--- MATERIAL FOR THIS TASK ---

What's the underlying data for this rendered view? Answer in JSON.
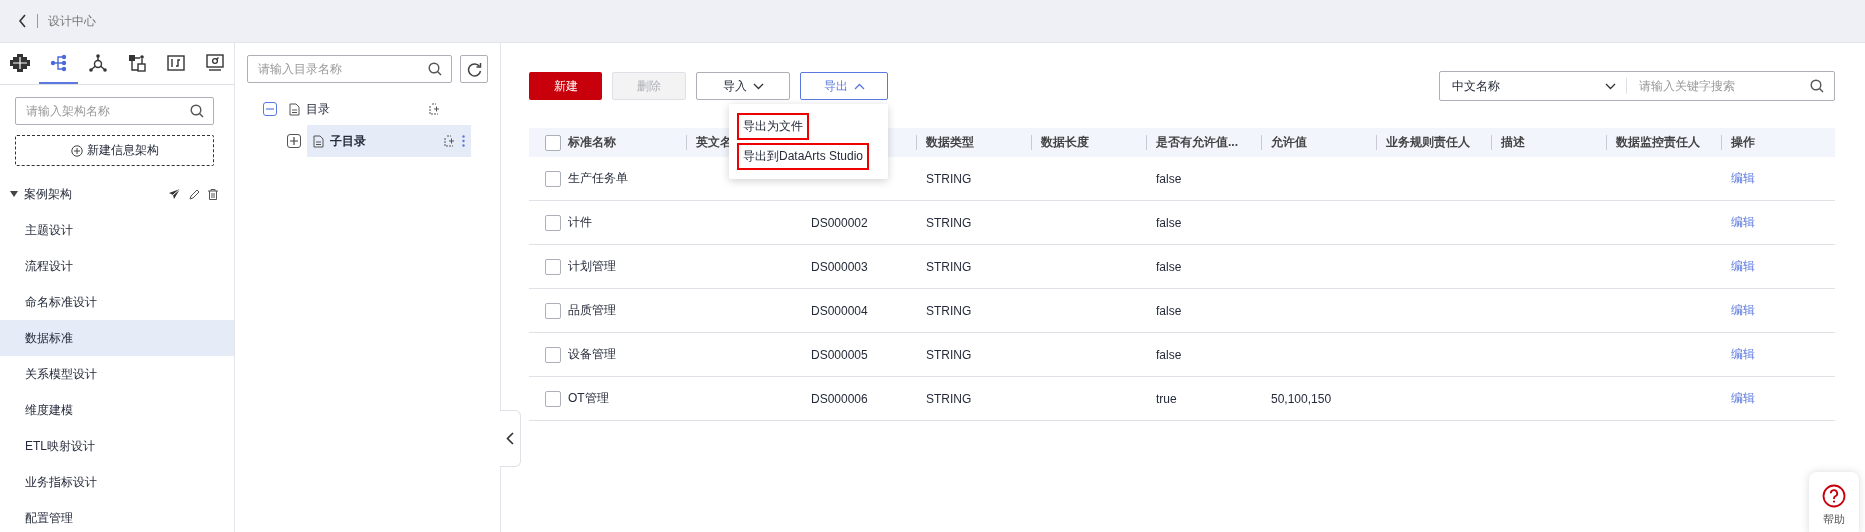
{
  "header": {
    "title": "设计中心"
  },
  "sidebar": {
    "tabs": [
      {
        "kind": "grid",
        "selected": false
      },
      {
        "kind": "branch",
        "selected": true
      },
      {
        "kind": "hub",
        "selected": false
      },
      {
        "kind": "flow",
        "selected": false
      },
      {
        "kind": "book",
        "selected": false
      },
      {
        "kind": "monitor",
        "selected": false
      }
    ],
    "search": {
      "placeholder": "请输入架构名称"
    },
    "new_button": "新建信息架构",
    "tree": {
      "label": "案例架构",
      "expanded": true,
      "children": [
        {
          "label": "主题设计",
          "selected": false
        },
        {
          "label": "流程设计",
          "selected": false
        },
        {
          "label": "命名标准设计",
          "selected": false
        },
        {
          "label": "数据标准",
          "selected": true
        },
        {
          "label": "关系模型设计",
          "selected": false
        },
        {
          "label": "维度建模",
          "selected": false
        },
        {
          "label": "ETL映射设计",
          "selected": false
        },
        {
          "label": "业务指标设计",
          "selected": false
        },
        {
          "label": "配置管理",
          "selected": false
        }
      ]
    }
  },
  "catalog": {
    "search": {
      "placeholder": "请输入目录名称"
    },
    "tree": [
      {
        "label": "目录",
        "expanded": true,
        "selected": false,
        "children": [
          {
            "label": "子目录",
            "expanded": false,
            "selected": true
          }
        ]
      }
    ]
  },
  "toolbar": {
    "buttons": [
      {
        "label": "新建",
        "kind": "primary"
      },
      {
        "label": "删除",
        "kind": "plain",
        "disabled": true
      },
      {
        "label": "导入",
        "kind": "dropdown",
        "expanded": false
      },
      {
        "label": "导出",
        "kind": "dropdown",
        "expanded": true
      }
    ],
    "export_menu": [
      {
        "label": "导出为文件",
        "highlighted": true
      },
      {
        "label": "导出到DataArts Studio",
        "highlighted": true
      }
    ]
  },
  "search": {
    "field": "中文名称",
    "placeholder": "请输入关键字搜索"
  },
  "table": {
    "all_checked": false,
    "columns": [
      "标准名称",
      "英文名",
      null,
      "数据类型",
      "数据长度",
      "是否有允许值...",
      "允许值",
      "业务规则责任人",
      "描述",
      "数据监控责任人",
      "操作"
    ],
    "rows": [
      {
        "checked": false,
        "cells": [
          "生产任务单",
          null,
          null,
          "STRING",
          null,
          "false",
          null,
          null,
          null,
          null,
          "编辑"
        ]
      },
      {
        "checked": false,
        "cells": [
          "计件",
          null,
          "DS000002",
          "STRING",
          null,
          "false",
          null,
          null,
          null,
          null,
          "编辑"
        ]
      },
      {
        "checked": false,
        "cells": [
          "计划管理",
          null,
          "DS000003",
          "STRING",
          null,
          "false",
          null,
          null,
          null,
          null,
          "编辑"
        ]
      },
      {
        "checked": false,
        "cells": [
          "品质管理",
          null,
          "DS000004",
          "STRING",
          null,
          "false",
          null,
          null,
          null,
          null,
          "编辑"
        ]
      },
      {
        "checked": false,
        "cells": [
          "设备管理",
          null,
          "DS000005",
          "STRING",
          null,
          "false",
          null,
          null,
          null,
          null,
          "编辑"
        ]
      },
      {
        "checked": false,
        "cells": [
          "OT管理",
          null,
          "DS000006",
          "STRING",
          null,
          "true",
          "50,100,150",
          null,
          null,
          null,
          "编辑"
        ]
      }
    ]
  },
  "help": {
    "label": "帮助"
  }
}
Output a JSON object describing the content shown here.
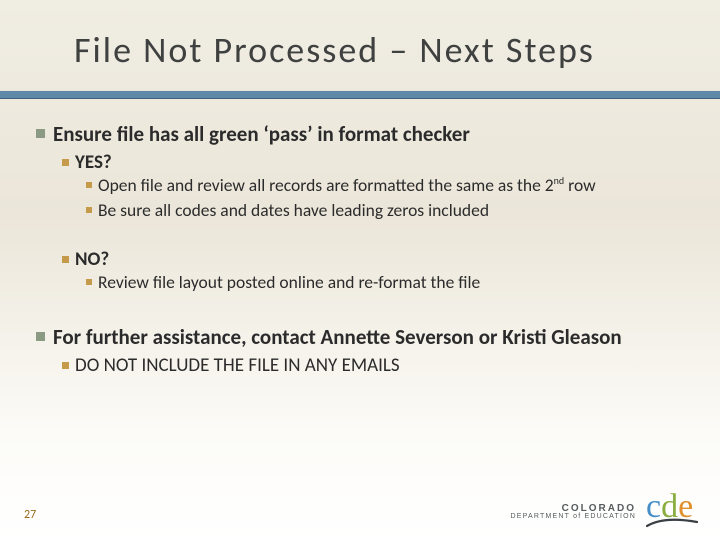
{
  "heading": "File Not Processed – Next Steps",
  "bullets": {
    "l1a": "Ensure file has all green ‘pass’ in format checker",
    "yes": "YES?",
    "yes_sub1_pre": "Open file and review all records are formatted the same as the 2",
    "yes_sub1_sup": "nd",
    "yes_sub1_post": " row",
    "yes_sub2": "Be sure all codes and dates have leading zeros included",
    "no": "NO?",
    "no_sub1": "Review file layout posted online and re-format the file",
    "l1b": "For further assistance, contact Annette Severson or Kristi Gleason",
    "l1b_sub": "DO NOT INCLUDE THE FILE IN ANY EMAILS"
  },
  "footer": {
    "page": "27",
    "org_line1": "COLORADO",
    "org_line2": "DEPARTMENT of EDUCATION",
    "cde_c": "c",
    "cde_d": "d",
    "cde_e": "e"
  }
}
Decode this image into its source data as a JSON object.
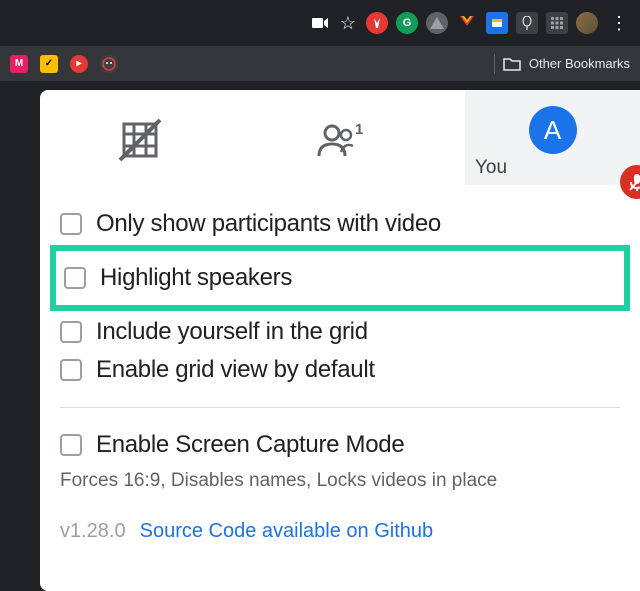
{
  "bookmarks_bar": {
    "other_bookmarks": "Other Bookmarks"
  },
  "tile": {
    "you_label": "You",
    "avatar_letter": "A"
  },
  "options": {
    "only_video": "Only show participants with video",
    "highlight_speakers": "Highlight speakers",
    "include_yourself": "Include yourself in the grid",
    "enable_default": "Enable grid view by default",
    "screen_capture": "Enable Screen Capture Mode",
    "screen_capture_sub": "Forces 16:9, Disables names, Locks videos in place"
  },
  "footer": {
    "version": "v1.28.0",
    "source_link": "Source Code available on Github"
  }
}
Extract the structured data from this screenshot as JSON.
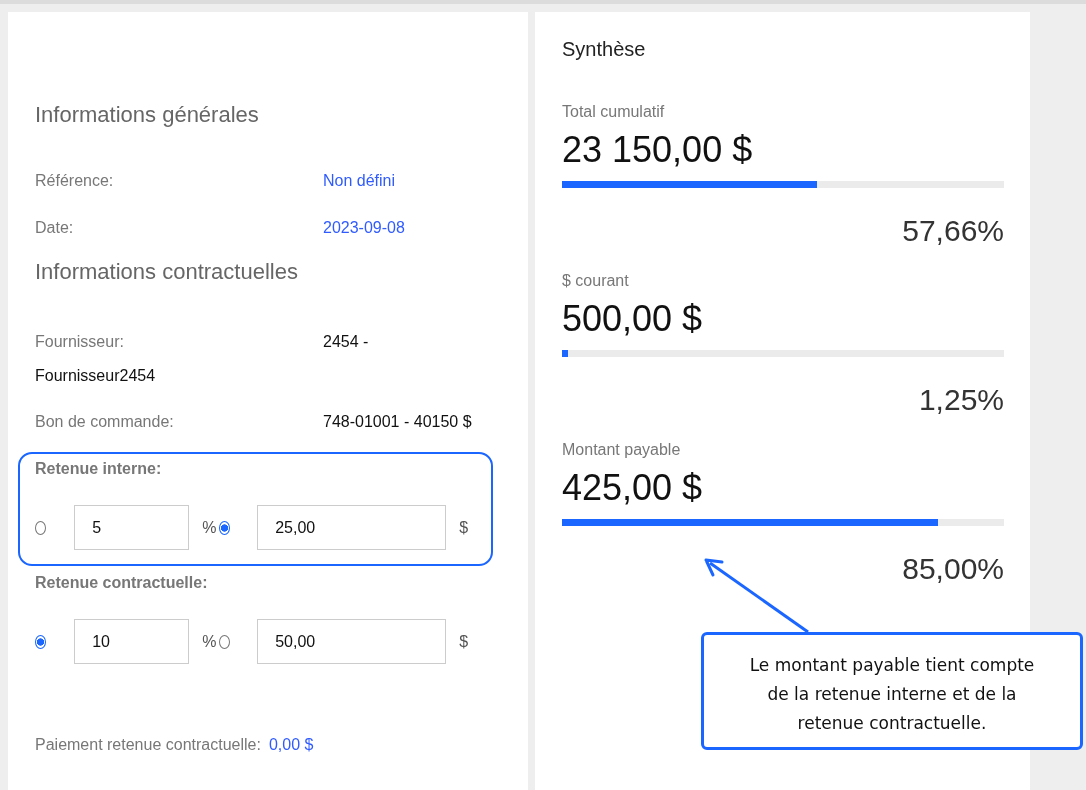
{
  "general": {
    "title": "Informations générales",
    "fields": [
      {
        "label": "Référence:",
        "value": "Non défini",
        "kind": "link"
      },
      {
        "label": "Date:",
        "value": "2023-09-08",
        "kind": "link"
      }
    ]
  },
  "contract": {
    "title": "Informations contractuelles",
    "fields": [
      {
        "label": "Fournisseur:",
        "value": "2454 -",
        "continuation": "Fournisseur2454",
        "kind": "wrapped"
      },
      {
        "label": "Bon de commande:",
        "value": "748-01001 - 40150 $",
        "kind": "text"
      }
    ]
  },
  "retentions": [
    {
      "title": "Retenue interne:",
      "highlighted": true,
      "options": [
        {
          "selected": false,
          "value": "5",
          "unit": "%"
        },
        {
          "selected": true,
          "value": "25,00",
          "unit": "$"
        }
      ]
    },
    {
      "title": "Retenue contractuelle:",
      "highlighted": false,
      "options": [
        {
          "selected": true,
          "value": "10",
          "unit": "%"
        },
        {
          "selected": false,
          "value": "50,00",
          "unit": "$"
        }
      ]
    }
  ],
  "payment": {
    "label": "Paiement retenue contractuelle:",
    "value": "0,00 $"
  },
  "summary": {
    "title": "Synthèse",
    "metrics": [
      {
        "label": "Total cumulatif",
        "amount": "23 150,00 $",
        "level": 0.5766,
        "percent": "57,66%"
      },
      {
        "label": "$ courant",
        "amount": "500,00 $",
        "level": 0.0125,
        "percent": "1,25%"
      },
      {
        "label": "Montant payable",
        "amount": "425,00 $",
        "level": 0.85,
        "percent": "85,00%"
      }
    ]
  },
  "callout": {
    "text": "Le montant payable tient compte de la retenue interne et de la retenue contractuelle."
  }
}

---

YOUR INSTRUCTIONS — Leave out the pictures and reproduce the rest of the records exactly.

RESULT FOR THIS EXERCISE —
What's the underlying data for this rendered view? Answer in JSON.
{
  "header": {
    "title": "设计中心"
  },
  "sidebar": {
    "tabs": [
      {
        "kind": "grid",
        "selected": false
      },
      {
        "kind": "branch",
        "selected": true
      },
      {
        "kind": "hub",
        "selected": false
      },
      {
        "kind": "flow",
        "selected": false
      },
      {
        "kind": "book",
        "selected": false
      },
      {
        "kind": "monitor",
        "selected": false
      }
    ],
    "search": {
      "placeholder": "请输入架构名称"
    },
    "new_button": "新建信息架构",
    "tree": {
      "label": "案例架构",
      "expanded": true,
      "children": [
        {
          "label": "主题设计",
          "selected": false
        },
        {
          "label": "流程设计",
          "selected": false
        },
        {
          "label": "命名标准设计",
          "selected": false
        },
        {
          "label": "数据标准",
          "selected": true
        },
        {
          "label": "关系模型设计",
          "selected": false
        },
        {
          "label": "维度建模",
          "selected": false
        },
        {
          "label": "ETL映射设计",
          "selected": false
        },
        {
          "label": "业务指标设计",
          "selected": false
        },
        {
          "label": "配置管理",
          "selected": false
        }
      ]
    }
  },
  "catalog": {
    "search": {
      "placeholder": "请输入目录名称"
    },
    "tree": [
      {
        "label": "目录",
        "expanded": true,
        "selected": false,
        "children": [
          {
            "label": "子目录",
            "expanded": false,
            "selected": true
          }
        ]
      }
    ]
  },
  "toolbar": {
    "buttons": [
      {
        "label": "新建",
        "kind": "primary"
      },
      {
        "label": "删除",
        "kind": "plain",
        "disabled": true
      },
      {
        "label": "导入",
        "kind": "dropdown",
        "expanded": false
      },
      {
        "label": "导出",
        "kind": "dropdown",
        "expanded": true
      }
    ],
    "export_menu": [
      {
        "label": "导出为文件",
        "highlighted": true
      },
      {
        "label": "导出到DataArts Studio",
        "highlighted": true
      }
    ]
  },
  "search": {
    "field": "中文名称",
    "placeholder": "请输入关键字搜索"
  },
  "table": {
    "all_checked": false,
    "columns": [
      "标准名称",
      "英文名",
      null,
      "数据类型",
      "数据长度",
      "是否有允许值...",
      "允许值",
      "业务规则责任人",
      "描述",
      "数据监控责任人",
      "操作"
    ],
    "rows": [
      {
        "checked": false,
        "cells": [
          "生产任务单",
          null,
          null,
          "STRING",
          null,
          "false",
          null,
          null,
          null,
          null,
          "编辑"
        ]
      },
      {
        "checked": false,
        "cells": [
          "计件",
          null,
          "DS000002",
          "STRING",
          null,
          "false",
          null,
          null,
          null,
          null,
          "编辑"
        ]
      },
      {
        "checked": false,
        "cells": [
          "计划管理",
          null,
          "DS000003",
          "STRING",
          null,
          "false",
          null,
          null,
          null,
          null,
          "编辑"
        ]
      },
      {
        "checked": false,
        "cells": [
          "品质管理",
          null,
          "DS000004",
          "STRING",
          null,
          "false",
          null,
          null,
          null,
          null,
          "编辑"
        ]
      },
      {
        "checked": false,
        "cells": [
          "设备管理",
          null,
          "DS000005",
          "STRING",
          null,
          "false",
          null,
          null,
          null,
          null,
          "编辑"
        ]
      },
      {
        "checked": false,
        "cells": [
          "OT管理",
          null,
          "DS000006",
          "STRING",
          null,
          "true",
          "50,100,150",
          null,
          null,
          null,
          "编辑"
        ]
      }
    ]
  },
  "help": {
    "label": "帮助"
  }
}
Output a JSON object describing the content shown here.
{
  "heading": "File Not Processed – Next Steps",
  "bullets": {
    "l1a": "Ensure file has all green ‘pass’ in format checker",
    "yes": "YES?",
    "yes_sub1_pre": "Open file and review all records are formatted the same as the 2",
    "yes_sub1_sup": "nd",
    "yes_sub1_post": " row",
    "yes_sub2": "Be sure all codes and dates have leading zeros included",
    "no": "NO?",
    "no_sub1": "Review file layout posted online and re-format the file",
    "l1b": "For further assistance, contact Annette Severson or Kristi Gleason",
    "l1b_sub": "DO NOT INCLUDE THE FILE IN ANY EMAILS"
  },
  "footer": {
    "page": "27",
    "org_line1": "COLORADO",
    "org_line2": "DEPARTMENT of EDUCATION",
    "cde_c": "c",
    "cde_d": "d",
    "cde_e": "e"
  }
}
Decode this image into its source data as a JSON object.
{
  "bookmarks_bar": {
    "other_bookmarks": "Other Bookmarks"
  },
  "tile": {
    "you_label": "You",
    "avatar_letter": "A"
  },
  "options": {
    "only_video": "Only show participants with video",
    "highlight_speakers": "Highlight speakers",
    "include_yourself": "Include yourself in the grid",
    "enable_default": "Enable grid view by default",
    "screen_capture": "Enable Screen Capture Mode",
    "screen_capture_sub": "Forces 16:9, Disables names, Locks videos in place"
  },
  "footer": {
    "version": "v1.28.0",
    "source_link": "Source Code available on Github"
  }
}
Extract the structured data from this screenshot as JSON.
{
  "general": {
    "title": "Informations générales",
    "fields": [
      {
        "label": "Référence:",
        "value": "Non défini",
        "kind": "link"
      },
      {
        "label": "Date:",
        "value": "2023-09-08",
        "kind": "link"
      }
    ]
  },
  "contract": {
    "title": "Informations contractuelles",
    "fields": [
      {
        "label": "Fournisseur:",
        "value": "2454 -",
        "continuation": "Fournisseur2454",
        "kind": "wrapped"
      },
      {
        "label": "Bon de commande:",
        "value": "748-01001 - 40150 $",
        "kind": "text"
      }
    ]
  },
  "retentions": [
    {
      "title": "Retenue interne:",
      "highlighted": true,
      "options": [
        {
          "selected": false,
          "value": "5",
          "unit": "%"
        },
        {
          "selected": true,
          "value": "25,00",
          "unit": "$"
        }
      ]
    },
    {
      "title": "Retenue contractuelle:",
      "highlighted": false,
      "options": [
        {
          "selected": true,
          "value": "10",
          "unit": "%"
        },
        {
          "selected": false,
          "value": "50,00",
          "unit": "$"
        }
      ]
    }
  ],
  "payment": {
    "label": "Paiement retenue contractuelle:",
    "value": "0,00 $"
  },
  "summary": {
    "title": "Synthèse",
    "metrics": [
      {
        "label": "Total cumulatif",
        "amount": "23 150,00 $",
        "level": 0.5766,
        "percent": "57,66%"
      },
      {
        "label": "$ courant",
        "amount": "500,00 $",
        "level": 0.0125,
        "percent": "1,25%"
      },
      {
        "label": "Montant payable",
        "amount": "425,00 $",
        "level": 0.85,
        "percent": "85,00%"
      }
    ]
  },
  "callout": {
    "text": "Le montant payable tient compte de la retenue interne et de la retenue contractuelle."
  }
}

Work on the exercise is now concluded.